Your answer must be an exact copy of the data below, minus any pictures.

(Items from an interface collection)

- - -

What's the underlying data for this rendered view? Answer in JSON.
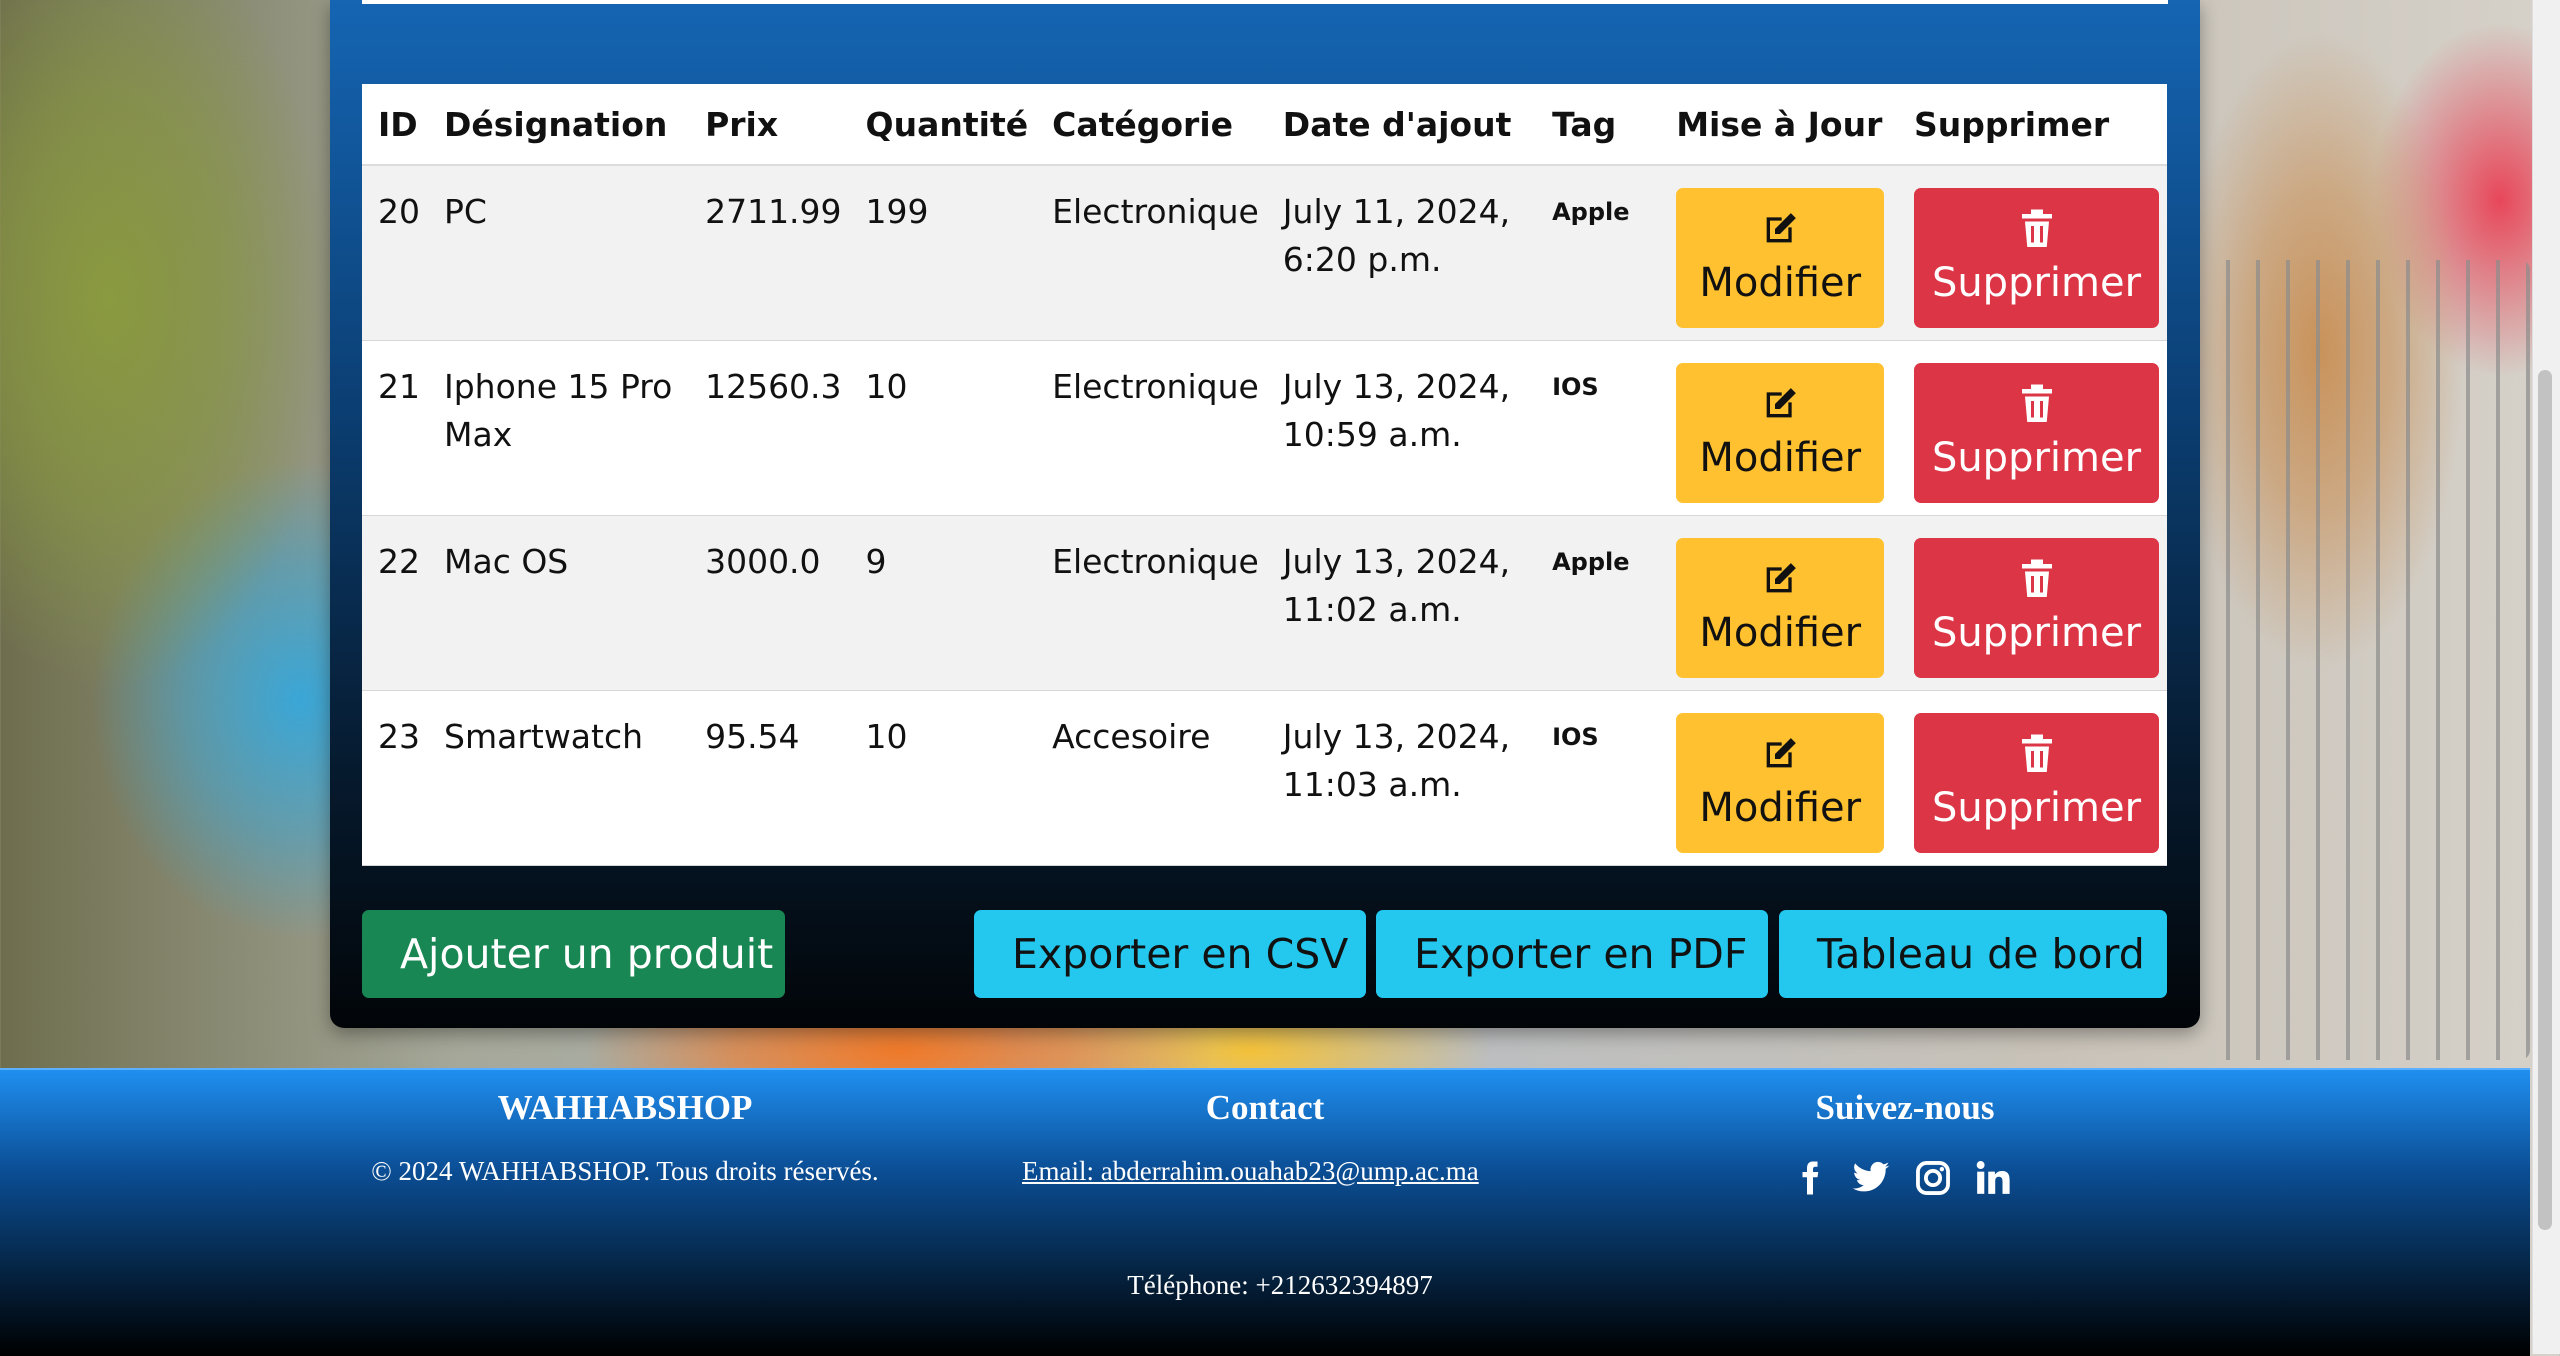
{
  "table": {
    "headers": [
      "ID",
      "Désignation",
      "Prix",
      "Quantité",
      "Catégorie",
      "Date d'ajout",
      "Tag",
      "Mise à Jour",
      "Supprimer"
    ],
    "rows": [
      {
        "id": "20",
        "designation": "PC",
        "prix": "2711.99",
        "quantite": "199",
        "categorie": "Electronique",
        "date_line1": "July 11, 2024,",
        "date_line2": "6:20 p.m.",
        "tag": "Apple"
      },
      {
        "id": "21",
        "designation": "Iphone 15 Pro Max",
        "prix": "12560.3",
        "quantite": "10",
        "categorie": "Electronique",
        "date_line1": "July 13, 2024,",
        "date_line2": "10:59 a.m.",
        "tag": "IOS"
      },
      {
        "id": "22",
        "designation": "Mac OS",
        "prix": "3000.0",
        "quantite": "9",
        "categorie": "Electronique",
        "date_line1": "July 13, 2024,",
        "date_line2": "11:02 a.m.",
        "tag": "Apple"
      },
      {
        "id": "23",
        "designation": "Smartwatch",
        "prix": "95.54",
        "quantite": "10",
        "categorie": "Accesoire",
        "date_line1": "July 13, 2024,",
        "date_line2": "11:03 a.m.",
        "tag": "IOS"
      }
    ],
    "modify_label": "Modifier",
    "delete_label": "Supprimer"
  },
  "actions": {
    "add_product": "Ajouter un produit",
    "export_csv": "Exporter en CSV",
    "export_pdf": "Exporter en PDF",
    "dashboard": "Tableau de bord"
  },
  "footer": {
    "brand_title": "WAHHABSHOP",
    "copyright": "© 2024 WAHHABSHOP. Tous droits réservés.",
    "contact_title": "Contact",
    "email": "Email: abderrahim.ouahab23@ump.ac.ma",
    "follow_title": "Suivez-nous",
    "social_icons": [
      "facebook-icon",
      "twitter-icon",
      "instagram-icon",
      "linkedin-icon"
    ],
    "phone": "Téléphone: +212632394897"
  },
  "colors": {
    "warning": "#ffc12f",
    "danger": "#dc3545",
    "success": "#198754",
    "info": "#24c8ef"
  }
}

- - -

• _Problem solution_
What's the underlying data for this rendered view? Answer in JSON.
{
  "table": {
    "headers": [
      "ID",
      "Désignation",
      "Prix",
      "Quantité",
      "Catégorie",
      "Date d'ajout",
      "Tag",
      "Mise à Jour",
      "Supprimer"
    ],
    "rows": [
      {
        "id": "20",
        "designation": "PC",
        "prix": "2711.99",
        "quantite": "199",
        "categorie": "Electronique",
        "date_line1": "July 11, 2024,",
        "date_line2": "6:20 p.m.",
        "tag": "Apple"
      },
      {
        "id": "21",
        "designation": "Iphone 15 Pro Max",
        "prix": "12560.3",
        "quantite": "10",
        "categorie": "Electronique",
        "date_line1": "July 13, 2024,",
        "date_line2": "10:59 a.m.",
        "tag": "IOS"
      },
      {
        "id": "22",
        "designation": "Mac OS",
        "prix": "3000.0",
        "quantite": "9",
        "categorie": "Electronique",
        "date_line1": "July 13, 2024,",
        "date_line2": "11:02 a.m.",
        "tag": "Apple"
      },
      {
        "id": "23",
        "designation": "Smartwatch",
        "prix": "95.54",
        "quantite": "10",
        "categorie": "Accesoire",
        "date_line1": "July 13, 2024,",
        "date_line2": "11:03 a.m.",
        "tag": "IOS"
      }
    ],
    "modify_label": "Modifier",
    "delete_label": "Supprimer"
  },
  "actions": {
    "add_product": "Ajouter un produit",
    "export_csv": "Exporter en CSV",
    "export_pdf": "Exporter en PDF",
    "dashboard": "Tableau de bord"
  },
  "footer": {
    "brand_title": "WAHHABSHOP",
    "copyright": "© 2024 WAHHABSHOP. Tous droits réservés.",
    "contact_title": "Contact",
    "email": "Email: abderrahim.ouahab23@ump.ac.ma",
    "follow_title": "Suivez-nous",
    "social_icons": [
      "facebook-icon",
      "twitter-icon",
      "instagram-icon",
      "linkedin-icon"
    ],
    "phone": "Téléphone: +212632394897"
  },
  "colors": {
    "warning": "#ffc12f",
    "danger": "#dc3545",
    "success": "#198754",
    "info": "#24c8ef"
  }
}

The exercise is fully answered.